§ **What needs to be done**
The response must consist of each line in the listing that has the word "RCMC后的信号幅度" in it.
++++ Source material
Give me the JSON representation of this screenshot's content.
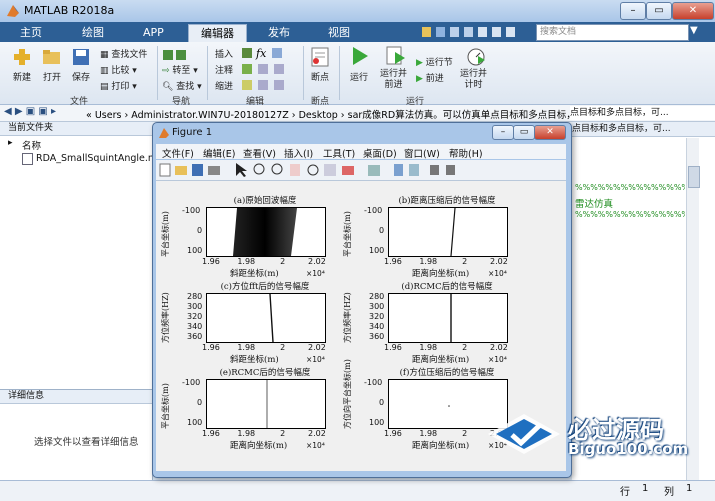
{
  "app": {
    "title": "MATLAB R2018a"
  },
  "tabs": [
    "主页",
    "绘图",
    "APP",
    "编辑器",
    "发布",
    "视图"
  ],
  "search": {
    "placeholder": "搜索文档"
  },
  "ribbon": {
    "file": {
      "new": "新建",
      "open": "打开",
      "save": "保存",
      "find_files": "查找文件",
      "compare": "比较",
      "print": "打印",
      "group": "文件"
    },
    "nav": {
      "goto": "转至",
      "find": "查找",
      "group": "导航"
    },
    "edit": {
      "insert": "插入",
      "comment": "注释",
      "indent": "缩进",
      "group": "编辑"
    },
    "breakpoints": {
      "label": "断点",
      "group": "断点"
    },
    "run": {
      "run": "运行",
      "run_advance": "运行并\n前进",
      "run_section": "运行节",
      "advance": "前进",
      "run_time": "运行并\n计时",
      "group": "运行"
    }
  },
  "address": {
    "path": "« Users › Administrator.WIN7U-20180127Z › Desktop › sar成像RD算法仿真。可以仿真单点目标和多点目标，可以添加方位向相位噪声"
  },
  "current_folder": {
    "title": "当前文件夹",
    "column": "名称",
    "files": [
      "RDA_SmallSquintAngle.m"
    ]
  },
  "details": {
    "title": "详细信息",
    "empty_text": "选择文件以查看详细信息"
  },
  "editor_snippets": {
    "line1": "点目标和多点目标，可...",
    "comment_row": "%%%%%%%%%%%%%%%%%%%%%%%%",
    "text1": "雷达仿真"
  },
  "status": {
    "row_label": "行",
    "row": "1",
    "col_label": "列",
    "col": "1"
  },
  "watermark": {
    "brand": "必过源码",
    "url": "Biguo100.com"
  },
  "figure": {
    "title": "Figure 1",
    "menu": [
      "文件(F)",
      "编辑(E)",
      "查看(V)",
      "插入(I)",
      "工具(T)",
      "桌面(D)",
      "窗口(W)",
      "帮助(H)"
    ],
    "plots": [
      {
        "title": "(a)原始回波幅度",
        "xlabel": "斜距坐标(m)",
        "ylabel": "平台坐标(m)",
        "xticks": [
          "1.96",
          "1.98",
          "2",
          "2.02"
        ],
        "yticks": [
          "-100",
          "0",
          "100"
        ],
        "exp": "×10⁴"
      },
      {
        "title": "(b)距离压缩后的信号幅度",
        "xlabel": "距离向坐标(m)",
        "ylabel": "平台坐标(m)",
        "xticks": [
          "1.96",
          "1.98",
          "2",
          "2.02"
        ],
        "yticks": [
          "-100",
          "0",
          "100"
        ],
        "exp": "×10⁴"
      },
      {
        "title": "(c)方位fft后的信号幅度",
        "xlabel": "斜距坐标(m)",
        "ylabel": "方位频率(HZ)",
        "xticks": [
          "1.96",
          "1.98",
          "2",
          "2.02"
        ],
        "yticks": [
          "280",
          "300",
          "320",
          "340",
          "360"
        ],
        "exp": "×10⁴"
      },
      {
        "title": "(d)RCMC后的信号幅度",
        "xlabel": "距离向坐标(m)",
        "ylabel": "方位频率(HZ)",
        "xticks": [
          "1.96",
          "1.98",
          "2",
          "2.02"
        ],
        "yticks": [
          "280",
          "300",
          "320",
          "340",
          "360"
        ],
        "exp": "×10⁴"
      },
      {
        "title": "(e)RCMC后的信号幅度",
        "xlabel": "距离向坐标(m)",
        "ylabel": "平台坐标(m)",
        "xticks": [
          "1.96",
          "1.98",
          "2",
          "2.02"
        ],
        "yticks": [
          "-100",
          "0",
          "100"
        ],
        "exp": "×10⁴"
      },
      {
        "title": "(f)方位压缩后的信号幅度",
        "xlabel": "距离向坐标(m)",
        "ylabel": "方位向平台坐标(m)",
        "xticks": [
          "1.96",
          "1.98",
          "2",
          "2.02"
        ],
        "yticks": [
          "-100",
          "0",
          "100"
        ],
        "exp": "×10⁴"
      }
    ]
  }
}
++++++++
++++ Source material
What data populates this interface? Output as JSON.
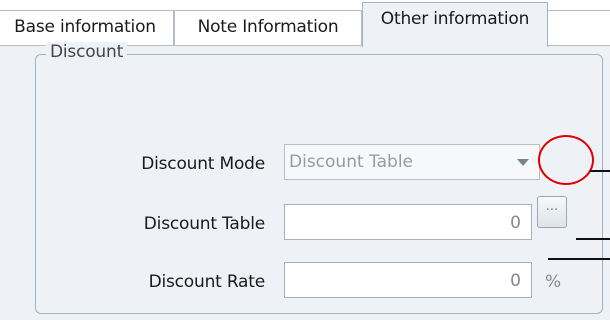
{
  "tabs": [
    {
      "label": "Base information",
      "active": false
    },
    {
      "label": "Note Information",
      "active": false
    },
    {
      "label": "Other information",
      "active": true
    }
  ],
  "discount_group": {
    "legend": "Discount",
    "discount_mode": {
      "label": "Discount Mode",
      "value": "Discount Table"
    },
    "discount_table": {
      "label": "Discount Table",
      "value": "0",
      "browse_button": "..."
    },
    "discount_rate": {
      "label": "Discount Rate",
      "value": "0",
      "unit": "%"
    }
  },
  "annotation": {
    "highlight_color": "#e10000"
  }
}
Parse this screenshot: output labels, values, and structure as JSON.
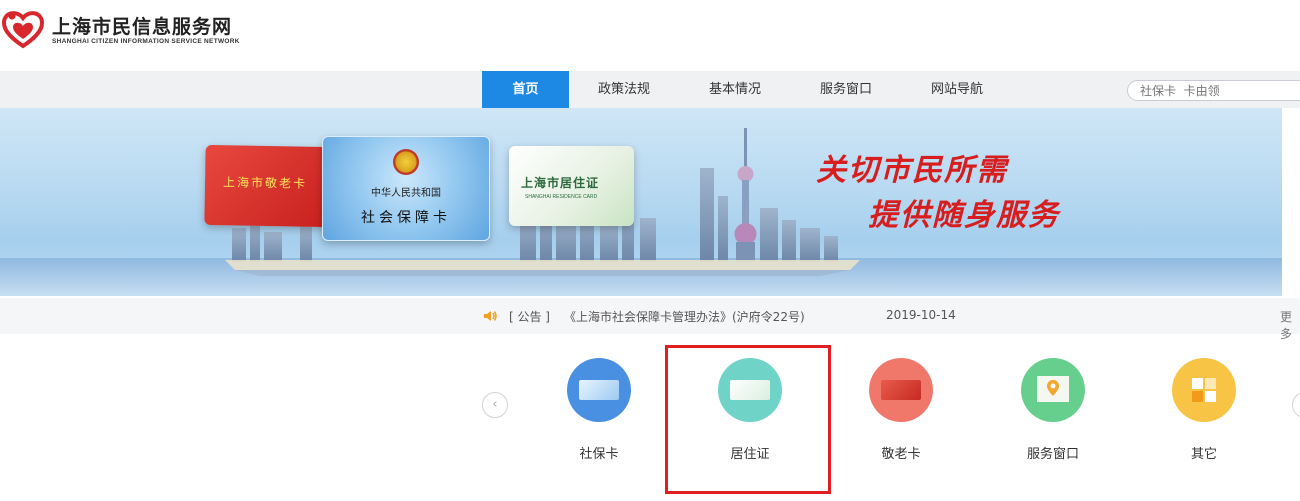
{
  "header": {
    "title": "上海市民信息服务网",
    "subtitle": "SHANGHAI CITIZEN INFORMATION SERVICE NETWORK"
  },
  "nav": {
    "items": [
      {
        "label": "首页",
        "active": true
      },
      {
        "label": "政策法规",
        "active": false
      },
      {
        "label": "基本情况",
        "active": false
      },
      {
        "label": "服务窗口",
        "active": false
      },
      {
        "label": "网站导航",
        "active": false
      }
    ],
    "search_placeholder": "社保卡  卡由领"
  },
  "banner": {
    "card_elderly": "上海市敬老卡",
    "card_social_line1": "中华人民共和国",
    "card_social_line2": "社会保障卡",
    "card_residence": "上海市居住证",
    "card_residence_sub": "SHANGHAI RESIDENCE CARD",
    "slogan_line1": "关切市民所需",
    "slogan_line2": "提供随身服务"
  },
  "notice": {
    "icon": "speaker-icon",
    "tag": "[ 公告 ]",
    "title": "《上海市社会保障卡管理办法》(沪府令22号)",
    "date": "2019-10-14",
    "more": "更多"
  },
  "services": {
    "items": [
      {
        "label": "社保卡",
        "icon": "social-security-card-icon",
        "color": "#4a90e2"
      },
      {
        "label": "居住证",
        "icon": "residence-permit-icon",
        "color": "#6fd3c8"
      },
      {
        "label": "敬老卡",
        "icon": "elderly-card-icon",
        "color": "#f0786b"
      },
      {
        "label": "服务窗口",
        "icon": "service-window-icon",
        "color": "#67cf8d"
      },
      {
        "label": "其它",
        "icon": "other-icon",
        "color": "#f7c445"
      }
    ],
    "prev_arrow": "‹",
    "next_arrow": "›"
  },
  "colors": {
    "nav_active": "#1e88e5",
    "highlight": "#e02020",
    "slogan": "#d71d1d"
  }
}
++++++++
§ **Expected answer**
        "title": "(d)RCMC后的信号幅度",
        "title": "(e)RCMC后的信号幅度",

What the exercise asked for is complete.